One of his journeys, in 1906, was made in the company of Sir Ralph Williams, Resident Commissioner, and was from Serowe to Livingstone and the Victoria Falls via Lake Ngami. Four years later Hodson organised a hunting trip for British High Commissioner Selborne, from Pandamatenga to Selous' old camp on the Mabebe Flats and on to the Chobe. Hodson then went on to Somaliland (1912–14). He served as Consul in Southern Abbysinia from 1914 to 1923, then as Consul in South West Abbysinia from 1923 to 1926.

Colonial governor


Hodson was Governor of the Falkland Islands (1926–30). During his tenure, a mountain - Mount Hodson (56°42'S, 27°13'W), the summit of Visokoi Island in the South Sandwich Islands - was named after him.

Mount Hodson

The most notable achievement of Hodson's reign as governor of the Falkland Islands was the development of radio communications within and beyond the islands.[2] Working with the BBC, he connected the islands to the imperial broadcasting network. He also established a radio station in the islands. When he later moved to Sierra Leone and the Gold Coast, he continued work on his visions of establishing effective communication lines between various parts of the British Empire.
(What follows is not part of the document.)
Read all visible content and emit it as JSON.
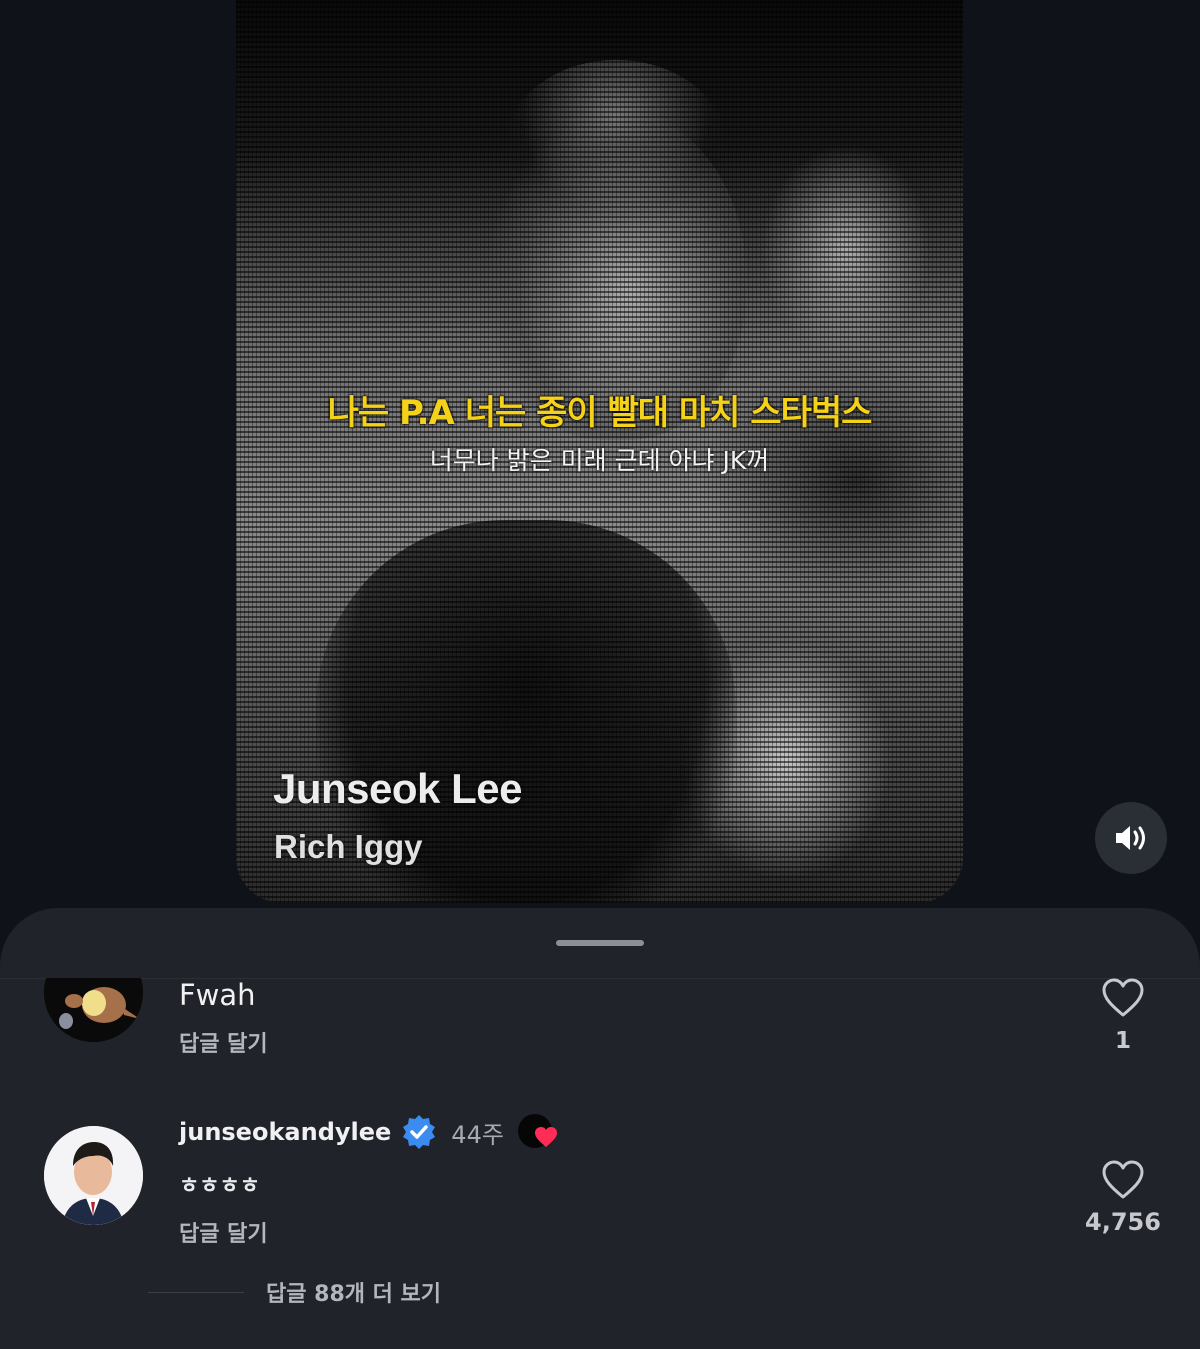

From 1930 to 1934 he was Governor of Sierra Leone, where he was known as the "Sunshine Governor" and was responsible for the creation of the Sierra Leone Broadcasting Service, which launched on 7 May 1934. He encouraged African participation in government and had Sierra Leone "natives" trained to do jobs that had previously been reserved for bureaucrats who were imported into the colony from Britain. That same year he was knighted. Finally, he was Governor of the Gold Coast (now Ghana) 1934-41, and was the impetus behind the introduction of the Gold Coast Broadcasting System (now Ghana Broadcasting Corporation).[3]

Hodson married Elizabeth Charlotte Sarah Hay, daughter of Major Malcolm Vivian Hay, in 1928. They had two daughters, Rosemary and Elizabeth. He died on 26 May 1944[4] in New York City, aged 63.[1]

Selected bibliography


Arnold Hodson was the author of a number of books, including:

  • Trekking the Great Thirst: Travel and Sport in the Kalahari Desert. London: T.F. Unwin, 1912.
  • An Elementary and Practical Grammar of the Galla or Oromo Language. London: Society for Promoting Christian Knowledge, 1922.
  • Seven Years in Southern Abyssinia. [London]: T.F. Unwin, 1927.
  • Where Lion Reign: an account of lion hunting and exploration in South West Abyssinia. London: Skeffington and Son Ltd, 1929.

Hodson also wrote a play called The Downfall of Zachariah Fee, or "The Troubles of Santa Claus".[5]


  1. ^ a b "Sir Arnold Hodson", Geni.com.
  2. ^ "Arnold Wienholt Hodson". Retrieved 26 January 2013.
  3. ^ "About Ghana Broadcasting Corporation", GBC website.
  4. ^ Who Was Who 1980, p. 550.
  5. ^ "Governor Hodson's speech ... To the children of the Colony of the Falkland Islands and its Dependencies in the Town Hall, Stanley" (delivered before the performance of his play), Bodie Creek Suspension Bridge website.